*Task description*:
Search through the entries for the word "active" and copy every line that has it.

*Exercise materials*:
━━━

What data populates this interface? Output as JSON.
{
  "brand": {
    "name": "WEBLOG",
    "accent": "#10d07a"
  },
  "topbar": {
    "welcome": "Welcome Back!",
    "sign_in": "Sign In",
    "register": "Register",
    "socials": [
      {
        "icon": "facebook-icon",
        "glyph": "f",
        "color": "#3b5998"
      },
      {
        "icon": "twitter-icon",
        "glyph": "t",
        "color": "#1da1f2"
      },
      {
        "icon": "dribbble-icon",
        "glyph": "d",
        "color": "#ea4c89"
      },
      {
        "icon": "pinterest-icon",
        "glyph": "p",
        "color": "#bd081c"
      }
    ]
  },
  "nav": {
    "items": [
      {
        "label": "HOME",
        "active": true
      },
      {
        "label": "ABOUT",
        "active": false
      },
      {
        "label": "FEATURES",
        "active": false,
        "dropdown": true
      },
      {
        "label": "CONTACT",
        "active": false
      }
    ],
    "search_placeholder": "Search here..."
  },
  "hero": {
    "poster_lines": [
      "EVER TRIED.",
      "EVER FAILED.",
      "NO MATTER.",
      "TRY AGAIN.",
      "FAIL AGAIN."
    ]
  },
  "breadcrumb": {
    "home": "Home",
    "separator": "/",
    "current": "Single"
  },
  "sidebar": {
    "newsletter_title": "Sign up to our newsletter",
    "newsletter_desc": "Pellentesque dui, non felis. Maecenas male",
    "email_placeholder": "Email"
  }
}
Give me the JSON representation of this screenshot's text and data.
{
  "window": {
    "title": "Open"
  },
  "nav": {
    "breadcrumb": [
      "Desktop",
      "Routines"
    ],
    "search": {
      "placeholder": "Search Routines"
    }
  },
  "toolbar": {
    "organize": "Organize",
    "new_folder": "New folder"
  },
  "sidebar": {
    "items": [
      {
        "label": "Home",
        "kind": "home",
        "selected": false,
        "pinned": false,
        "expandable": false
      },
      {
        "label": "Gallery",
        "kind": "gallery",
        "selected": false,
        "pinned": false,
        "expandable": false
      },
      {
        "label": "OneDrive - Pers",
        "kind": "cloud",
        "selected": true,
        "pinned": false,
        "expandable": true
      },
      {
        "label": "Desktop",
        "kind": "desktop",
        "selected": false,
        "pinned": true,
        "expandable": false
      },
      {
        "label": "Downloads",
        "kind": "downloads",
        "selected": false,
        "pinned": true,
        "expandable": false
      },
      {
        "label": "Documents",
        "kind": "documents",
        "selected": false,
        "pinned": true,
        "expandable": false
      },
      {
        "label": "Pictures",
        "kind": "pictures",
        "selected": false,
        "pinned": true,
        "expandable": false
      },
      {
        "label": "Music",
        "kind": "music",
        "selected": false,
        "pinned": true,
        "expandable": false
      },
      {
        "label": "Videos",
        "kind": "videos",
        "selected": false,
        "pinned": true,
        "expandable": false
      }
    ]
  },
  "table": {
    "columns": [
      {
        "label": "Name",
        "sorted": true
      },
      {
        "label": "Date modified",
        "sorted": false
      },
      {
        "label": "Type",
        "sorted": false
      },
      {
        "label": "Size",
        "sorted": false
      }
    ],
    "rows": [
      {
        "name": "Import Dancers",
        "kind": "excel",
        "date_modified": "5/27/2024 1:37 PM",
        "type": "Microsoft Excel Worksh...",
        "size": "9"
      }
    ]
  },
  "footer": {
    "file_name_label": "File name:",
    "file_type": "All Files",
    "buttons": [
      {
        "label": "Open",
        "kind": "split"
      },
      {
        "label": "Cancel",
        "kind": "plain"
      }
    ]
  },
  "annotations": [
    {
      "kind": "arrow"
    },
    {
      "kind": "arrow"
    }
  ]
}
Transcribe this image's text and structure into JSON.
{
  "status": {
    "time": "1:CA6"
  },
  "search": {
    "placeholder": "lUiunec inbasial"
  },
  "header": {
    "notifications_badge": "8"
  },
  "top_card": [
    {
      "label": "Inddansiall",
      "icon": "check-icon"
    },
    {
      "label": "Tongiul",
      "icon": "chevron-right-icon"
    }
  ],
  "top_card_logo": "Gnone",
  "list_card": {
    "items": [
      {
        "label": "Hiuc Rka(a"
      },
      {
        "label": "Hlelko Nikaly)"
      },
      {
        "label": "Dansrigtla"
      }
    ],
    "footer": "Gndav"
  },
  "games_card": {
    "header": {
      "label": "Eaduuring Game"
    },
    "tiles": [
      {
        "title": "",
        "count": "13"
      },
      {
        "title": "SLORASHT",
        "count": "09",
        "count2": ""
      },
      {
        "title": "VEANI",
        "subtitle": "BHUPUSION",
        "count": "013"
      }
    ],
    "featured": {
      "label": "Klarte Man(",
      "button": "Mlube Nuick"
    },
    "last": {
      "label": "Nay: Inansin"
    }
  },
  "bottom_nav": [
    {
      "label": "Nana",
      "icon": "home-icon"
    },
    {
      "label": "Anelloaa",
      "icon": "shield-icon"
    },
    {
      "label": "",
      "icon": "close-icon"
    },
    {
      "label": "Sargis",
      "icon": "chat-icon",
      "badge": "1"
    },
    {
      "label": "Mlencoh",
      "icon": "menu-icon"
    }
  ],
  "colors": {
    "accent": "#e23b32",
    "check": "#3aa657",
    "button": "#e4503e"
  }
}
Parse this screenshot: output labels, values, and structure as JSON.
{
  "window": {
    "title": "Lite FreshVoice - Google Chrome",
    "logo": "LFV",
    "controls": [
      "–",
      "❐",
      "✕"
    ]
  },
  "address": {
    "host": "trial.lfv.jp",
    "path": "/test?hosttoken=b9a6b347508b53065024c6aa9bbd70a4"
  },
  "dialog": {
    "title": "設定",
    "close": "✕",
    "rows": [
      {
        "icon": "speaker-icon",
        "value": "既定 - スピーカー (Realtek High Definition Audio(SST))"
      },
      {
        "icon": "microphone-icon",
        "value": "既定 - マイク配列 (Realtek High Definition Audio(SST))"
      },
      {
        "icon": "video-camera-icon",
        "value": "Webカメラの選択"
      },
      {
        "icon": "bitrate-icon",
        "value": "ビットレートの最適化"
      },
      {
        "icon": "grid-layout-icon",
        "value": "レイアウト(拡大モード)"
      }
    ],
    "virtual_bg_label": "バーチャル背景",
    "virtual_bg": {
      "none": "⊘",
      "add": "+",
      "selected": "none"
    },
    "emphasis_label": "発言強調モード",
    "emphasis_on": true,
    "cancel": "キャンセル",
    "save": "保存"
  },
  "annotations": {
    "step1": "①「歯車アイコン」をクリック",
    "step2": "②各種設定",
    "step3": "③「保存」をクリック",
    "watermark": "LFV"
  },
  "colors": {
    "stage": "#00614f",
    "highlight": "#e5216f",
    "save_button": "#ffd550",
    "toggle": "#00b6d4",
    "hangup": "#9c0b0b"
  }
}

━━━

*Finished exercise*:
        "active": true
        "active": false
        "active": false,
        "active": false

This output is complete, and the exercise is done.